First Muslim Women to scale the Everest: This is the story of a girl Kashmir whose Love for mountains around her home in the Valley and determination to make her father proud of being parent to three daughters took her to scale the highest summit. Nahida’s story breaks stereotypes and also motivated young women and even men to break the barriers of their bodily and mental stamina
2. Farida Jalees used lockdown to create new livelihoods for women
The Covid-19 pandemic has brought untold miseries on humans; its impact is even harsher on those who lost livelihoods especially during its first and second phases. Farida Jalees of Lucknow, a trained social activist, turned the despair into an opportunity. She created livelihoods for hope for nearly 1.5 lakh rural women. She launched five startups to support the NGO members – mostly rural women in Uttar Pradesh. No Business school will tell you what Fareeda did in the most extreme situation.

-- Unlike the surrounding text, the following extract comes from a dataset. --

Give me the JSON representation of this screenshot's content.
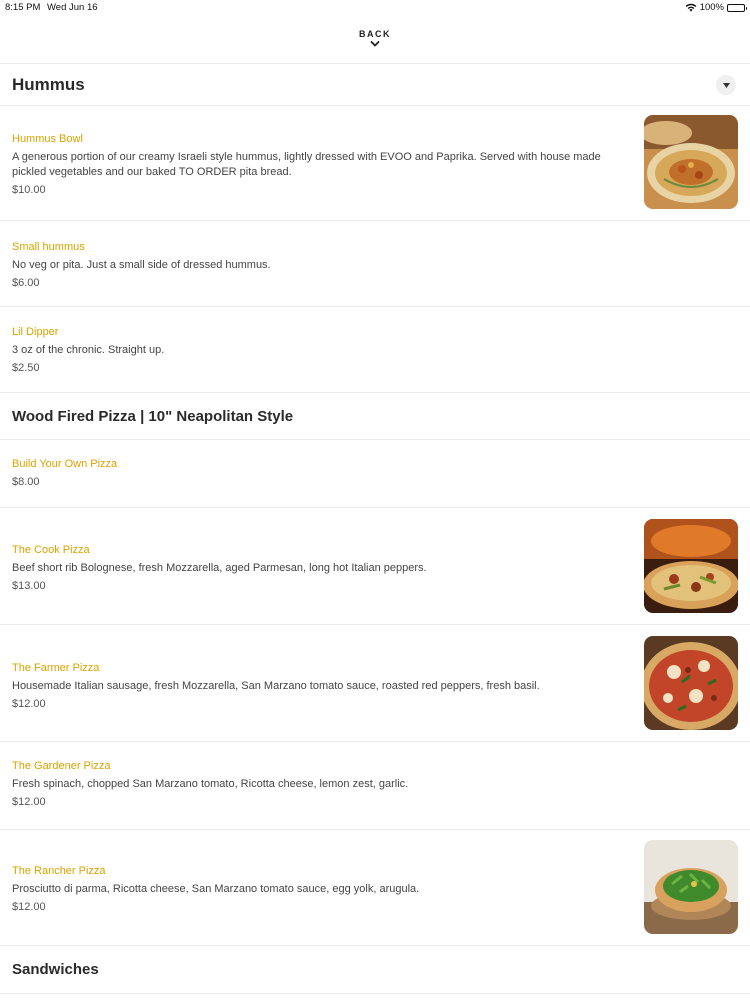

3.Journey of Arfa as a Kalarippayattu fighter
Martial arts are generally exclusive male domains. So when Arfa Kodel of Mallapuram, kerala learned Kalaripayattu, the traditional martial art of Kerala, many eyebrows were raised. It was her grandfather Hamza Guru Kakal who introduced her to the martial art in the face of opposition from Muslims. Today Afra ranks in among the top Kaliaripayattu practitioners and the first Muslim woman to have that honour. Afra’s story will fill your hearts with hope and spirit to go out and conquer the world.
4.Capt Saria always wanted to don the olive green
Captain Saria Abbasi standing next to a Air Defence System (ARD) on border with China posted probably by her unit broke the internet. Looking stately, stoic and yet a formidable personality, Saria Abbasi instantly became a role model for Indian women who wish to don the olive grey and defend the country. Saria Abbasi’s story gave fillip to a thousands dreams across the country, more so with armed forces opening more to the entry of women. Her story is that of a small town girl with big dreams.
5. How SEWA changed lives of 10,000 Afghan women
The world is struggling to find ways to help the impoverished people of Afghanistan. However, it’s a matter of satisfaction to women honchos at SEWA (Self-employed Women's Association) across India that they had trained some 10,000 Afghan women in between the two rules of the Taliban. These woman trainers worked on honing the traditional skills of women, organized them into self-help groups to make them financially self-reliant. Most of the beneficiary were women left to fend for their families after the male members had died in the war.This story will make you feel proud of India and the conventional wisdom of her daughters:.